LAKEVIEW — If all goes as planned, few will notice a change in Blaine Elementary School's leadership next year.
While the Local School Council unanimously voted Tuesday to give Angela Brito the four-year principal contract, she intends to unofficially share the role with fellow interim co-principal Gary Norcross.
Prior to Tuesday's vote, both former assistant principals voiced their commitment to Blaine — and their close, chummy partnership — regardless of who received the official title.
"If you came here to see us duke it out and fight for who's the better candidate, I don't think that's what we're about tonight," Brito said. "We didn't get into this field because of a title or the money. You do it because you love the kids, and that's really what drives the work we do."
The council also hoped Brito and Norcross would continue to work together as co-principals, although LSC Chair Gina Abbatemarco noted the shared title would be unofficial, as Chicago Public Schools could not award a shared contract to both educators.
But, she added, the idea of sharing responsibilities as co-principals, albeit unofficially, is not unheard of in the district.
During the meeting, parents and staff members quizzed the two finalists — selected from an initial pool of 10 applicants — on Blaine's middle school, how they'd face CPS budget cuts and whether they'd stay on as assistant principal if the other was chosen.
Both said it would be "an honor," as Brito phrased it.
"There are times in a career where there's something that clicks with the people you work with, and this is one of those times," Norcross added. "It's very meaningful work, and I wholeheartedly would want to continue that model."
Brito and Norcross first crossed paths four years ago, when then-Principal Troy LaRaviere plucked Norcross from Disney Magnet School and Brito from the shuttered turnaround school Bethune Elementary to be his assistant principals.
An Air Force veteran, Norcoss handles day-to-day operations and the organization of Blaine. His first tasks at the neighborhood fine arts school were revamping the after-school program and creating a staff schedule that allowed for better teacher collaboration.
Blaine Elementary School, 1420 W. Grace St. [DNAinfo/Ariel Cheung]
Brito oversees teacher development and staff synergy, the bigger-picture items like the two-year Continuous Improvement Work Plan.
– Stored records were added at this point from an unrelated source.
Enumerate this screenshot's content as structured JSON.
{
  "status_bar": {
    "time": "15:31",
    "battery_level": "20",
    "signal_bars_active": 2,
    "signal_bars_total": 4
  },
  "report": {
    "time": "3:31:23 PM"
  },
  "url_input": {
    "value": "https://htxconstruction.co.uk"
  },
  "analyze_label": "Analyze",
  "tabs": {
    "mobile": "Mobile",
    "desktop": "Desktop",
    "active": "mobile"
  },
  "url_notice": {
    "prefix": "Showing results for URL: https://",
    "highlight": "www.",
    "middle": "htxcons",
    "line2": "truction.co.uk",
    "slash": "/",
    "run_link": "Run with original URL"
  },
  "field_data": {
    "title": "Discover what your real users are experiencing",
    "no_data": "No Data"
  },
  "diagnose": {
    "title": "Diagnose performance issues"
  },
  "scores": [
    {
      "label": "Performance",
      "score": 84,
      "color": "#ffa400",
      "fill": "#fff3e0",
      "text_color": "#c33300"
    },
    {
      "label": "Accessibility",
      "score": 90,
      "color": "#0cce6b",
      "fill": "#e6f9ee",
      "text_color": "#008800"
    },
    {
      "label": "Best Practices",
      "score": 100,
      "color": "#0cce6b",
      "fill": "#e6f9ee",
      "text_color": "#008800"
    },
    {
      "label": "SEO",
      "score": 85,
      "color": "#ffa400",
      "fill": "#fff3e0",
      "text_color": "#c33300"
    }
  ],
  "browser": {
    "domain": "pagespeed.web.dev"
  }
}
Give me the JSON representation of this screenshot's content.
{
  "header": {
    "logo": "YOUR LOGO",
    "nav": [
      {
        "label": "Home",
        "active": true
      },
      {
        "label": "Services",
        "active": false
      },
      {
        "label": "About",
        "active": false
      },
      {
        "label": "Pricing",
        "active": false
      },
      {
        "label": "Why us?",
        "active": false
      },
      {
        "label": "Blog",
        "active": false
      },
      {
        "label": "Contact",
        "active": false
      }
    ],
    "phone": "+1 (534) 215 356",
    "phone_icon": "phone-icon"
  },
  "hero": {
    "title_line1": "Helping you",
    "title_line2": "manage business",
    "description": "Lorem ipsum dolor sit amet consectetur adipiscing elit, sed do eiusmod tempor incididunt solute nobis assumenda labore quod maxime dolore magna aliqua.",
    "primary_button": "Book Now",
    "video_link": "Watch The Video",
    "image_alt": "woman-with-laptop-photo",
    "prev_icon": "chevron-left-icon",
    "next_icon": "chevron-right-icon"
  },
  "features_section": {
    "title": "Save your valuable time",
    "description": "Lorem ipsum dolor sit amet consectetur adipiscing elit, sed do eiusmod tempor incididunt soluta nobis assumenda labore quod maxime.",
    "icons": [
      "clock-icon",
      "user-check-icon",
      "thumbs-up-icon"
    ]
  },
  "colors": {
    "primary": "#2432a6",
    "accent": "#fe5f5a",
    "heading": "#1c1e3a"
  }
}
She studied education at the University of Wisconsin and taught nearby before working in schools in New York City, Portland and Chicago.
"We could do things independent of one another, but it makes it much more efficient and meaningful if we do it together," Brito said.
The two offered a shared vision for Blaine, with hopes of empowering students' voices and improving its offerings in science, technology, engineering and math. Both marked a collaborative and congenial faculty among their proudest accomplishments at Blaine.
Specific goals include expanding accelerated curriculum for middle school students who take math classes at Lake View High School and giving older students more choice in their elective classes.
The administrators would like to better prepare for budget cuts mandated by the district and said an additional assistant principal would not be part of their plans.
Particularly in the financial sense, "it just made the most sense that we continue in this model, just the two of us," Brito said.
Since July, Norcross and Brito have been leading Blaine as interim co-principals after LaRaviere's unexpected departure.
What began with a scorching op-ed in the Sun-Times blasting Mayor Rahm Emanuel escalated into a heated battle that drew attention from presidential primary candidate Sen. Bernie Sanders, aldermen and the Blaine community.
Troy LaRaviere, Blaine's former principal, frequently spoke out about financial issues at Chicago Public Schools and the leadership of Mayor Rahm Emanuel. [DNAinfo/Ted Cox]
The district accused LaRaviere of a pattern of rulebreaking and insubordination and ordered him to cease in a warning resolution issued at the start of the 2015-16 school year. LaRaviere denied any wrongdoing and blasted his dismissal hearing process as a "kangaroo court."
Ultimately, LaRaviere resigned in August with his trademark abundance of vigor, but not before he was elected to lead the Chicago Principals and Administrators Association.
There, he has set his sights on impacting school-level budgeting formulas, special education staffing, district revenue and spending habits and "absentee" facilities management — issues he previously spearheaded on a local level at Blaine.